A few weeks ago, the New York Times had a story about HP and its telecommuters – “Back-to-Work Day at H.P.” While not quite calling for an end to telecommuting as Yahoo done earlier this year, HP said they had added space and “invited” its employees back to the office. Once again it seemed that a big tech company was doing a decidedly untech thing – downplaying the use of technology and pointing out how it can’t really substitute for old fashioned patterns of interaction.
How do tech companies expect people to believe them, if their words don’t match their actions?
While the current technology for virtual interactions and a virtual workforce can certainly be improved, it’s not the major obstacle anymore. A more important part of the disconnect between words and actions is that these tech companies are engineering leaders, but not leaders in organizational culture – and it is culture that is the real hurdle here.
Tech and non-tech companies that want to ensure success for their virtual workforce need to build an appropriate culture and practices.
For example, everyone involved with telecommuting needs to understand that email, text, even phone calls constitute only a small part of the communications that human beings expect and is insufficient to support a high level of trust. However, video chatting does enable people to get much of what would be communicated in person and has been shown to enhance trust. So video ought to be the rule, not the exception, for virtual interaction.
Another important part of the culture of innovative companies is the encouragement of random interactions and collaboration among people. This is what underlies the Three C’s which Tony Hsieh of Zappo’s emphasizes: collision, community and co-learning.
He clearly believes that this is only possible in a physical environment. But these three C’s can also be well supported in a virtual environment, if the company sets up that environment for such collisions and makes it a part of its everyday culture. Indeed, the range of people who can interact easily in the virtual workforce is much greater than in a physical office.

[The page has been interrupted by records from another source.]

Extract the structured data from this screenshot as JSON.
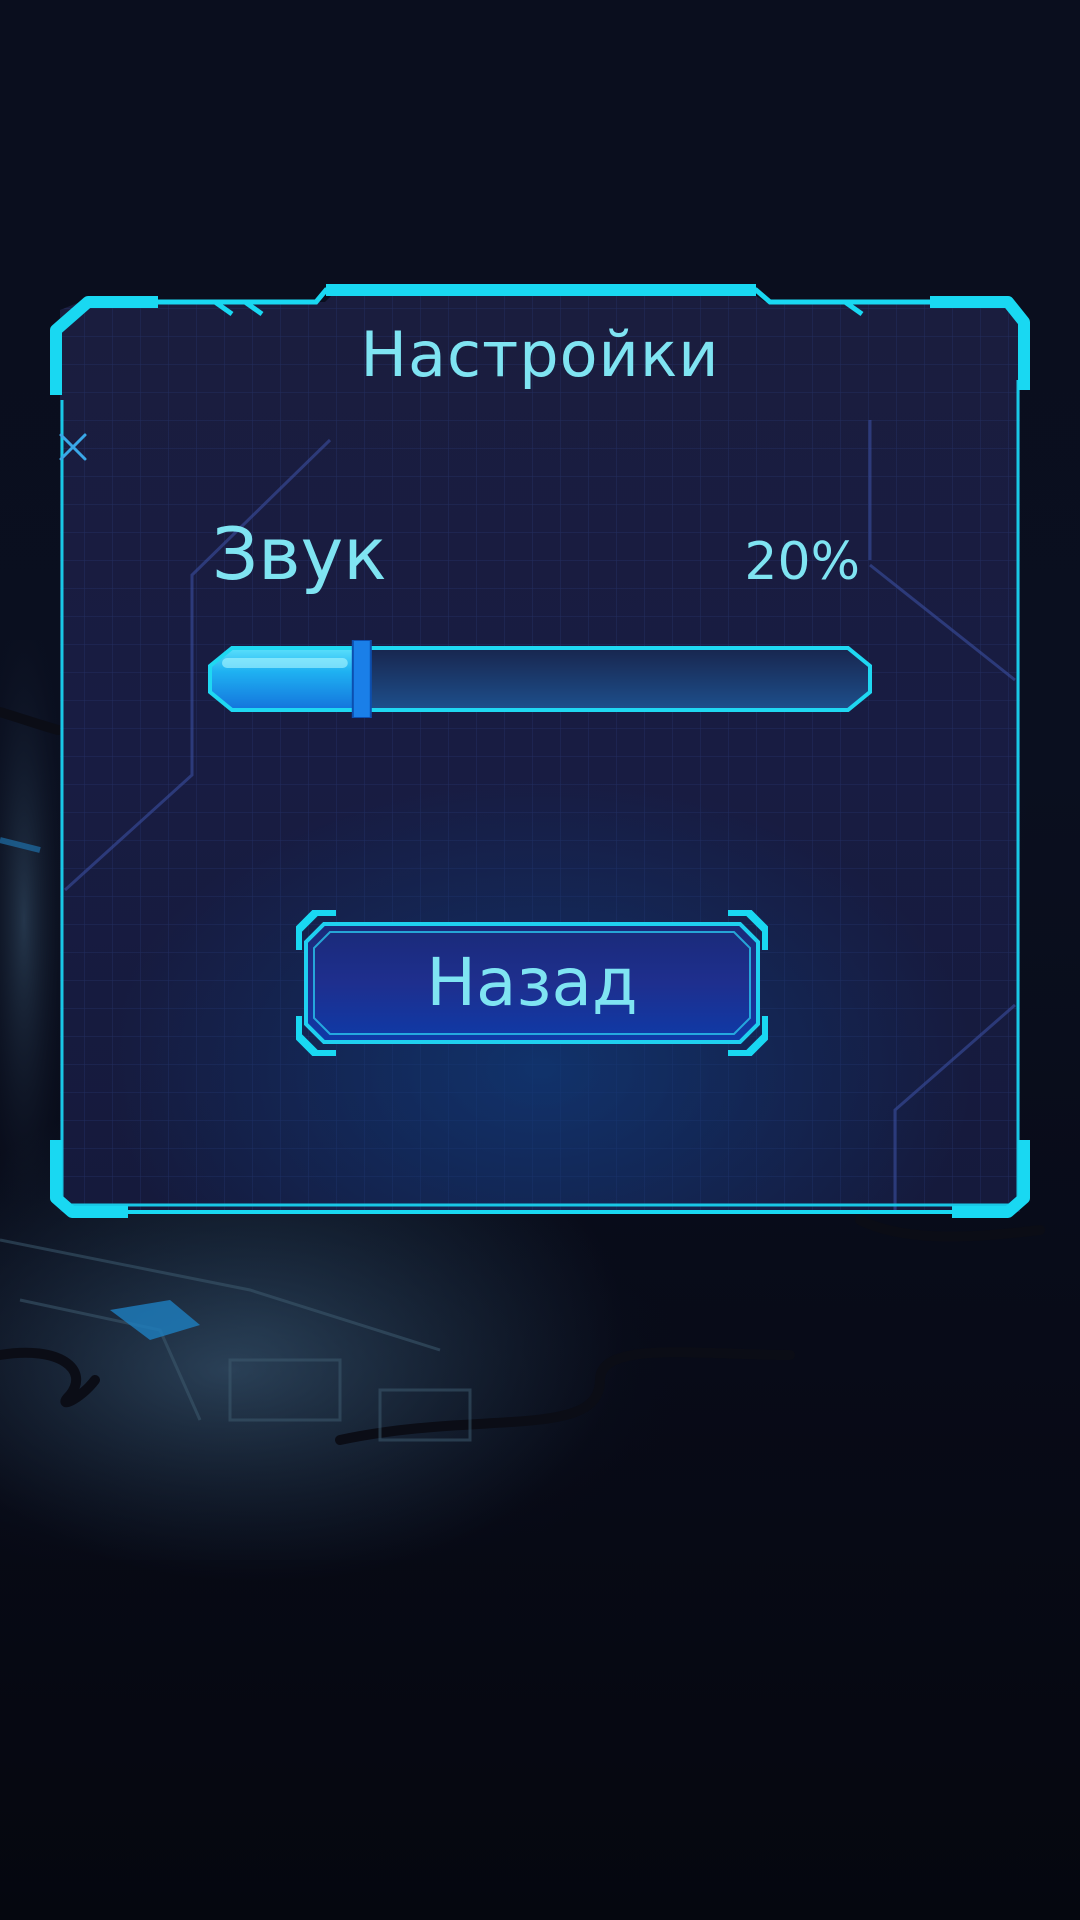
{
  "dialog": {
    "title": "Настройки",
    "close_icon": "close-icon"
  },
  "settings": {
    "sound": {
      "label": "Звук",
      "value_text": "20%",
      "level": 0.2
    }
  },
  "buttons": {
    "back_label": "Назад"
  },
  "colors": {
    "accent": "#19d8f2",
    "text": "#7fe4f2",
    "panel_bg": "#171b3a",
    "button_bg": "#102a86",
    "slider_fill": "#1aa6f0"
  }
}
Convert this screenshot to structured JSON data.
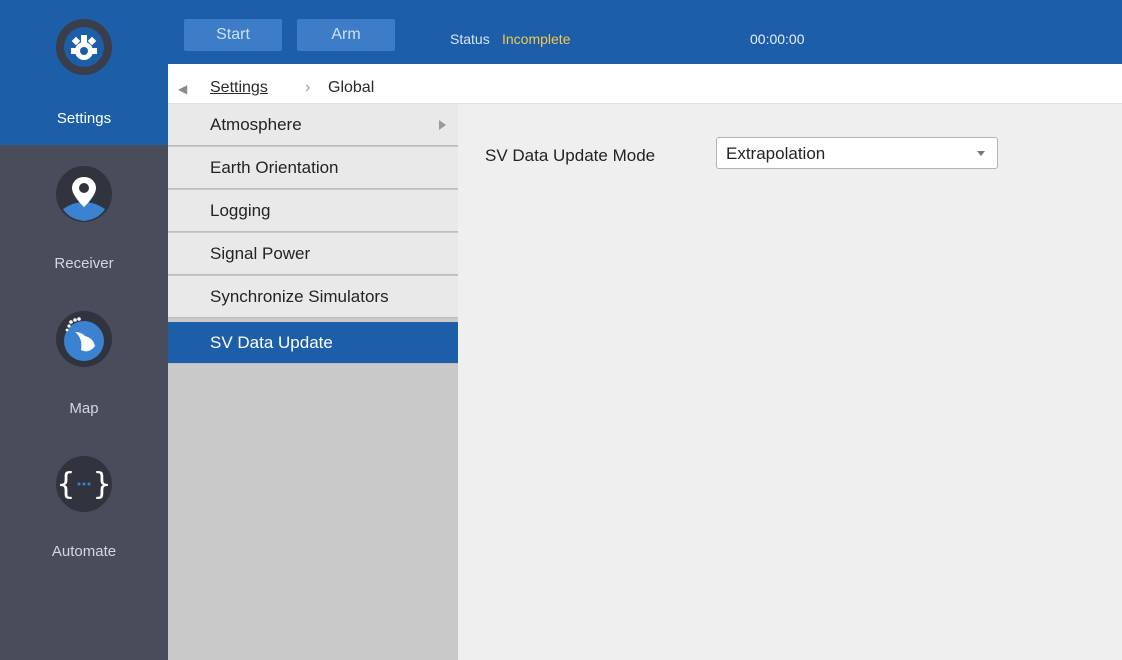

The company also needs to ensure that telecommuters don’t feel their chance of career advancement is dramatically diminished unless they show up at the office and hobnob with the right executives. The article “Creating an Organizational Culture that Supports Telework” relates a good example of this situation, along with good general guidance on the positive actions that companies need to take.
In sum, as James Surowiecki wrote earlier this year in the New Yorker:
“At companies with healthier corporate cultures, it [telecommuting] often works well, and [former head of Xerox PARC] Seely Brown has shown how highly motivated networks of far-flung experts — élite surfers, say — use digital technologies to transmit knowledge much as they would in person.”
Building a 21st century culture of successful virtual interaction won’t come easily to companies that developed their more traditional culture in the 20th century. But in an increasingly virtual and mobile world, it will be necessary for the HPs, Yahoos, and others to flourish.
© 2013 Norman Jacknis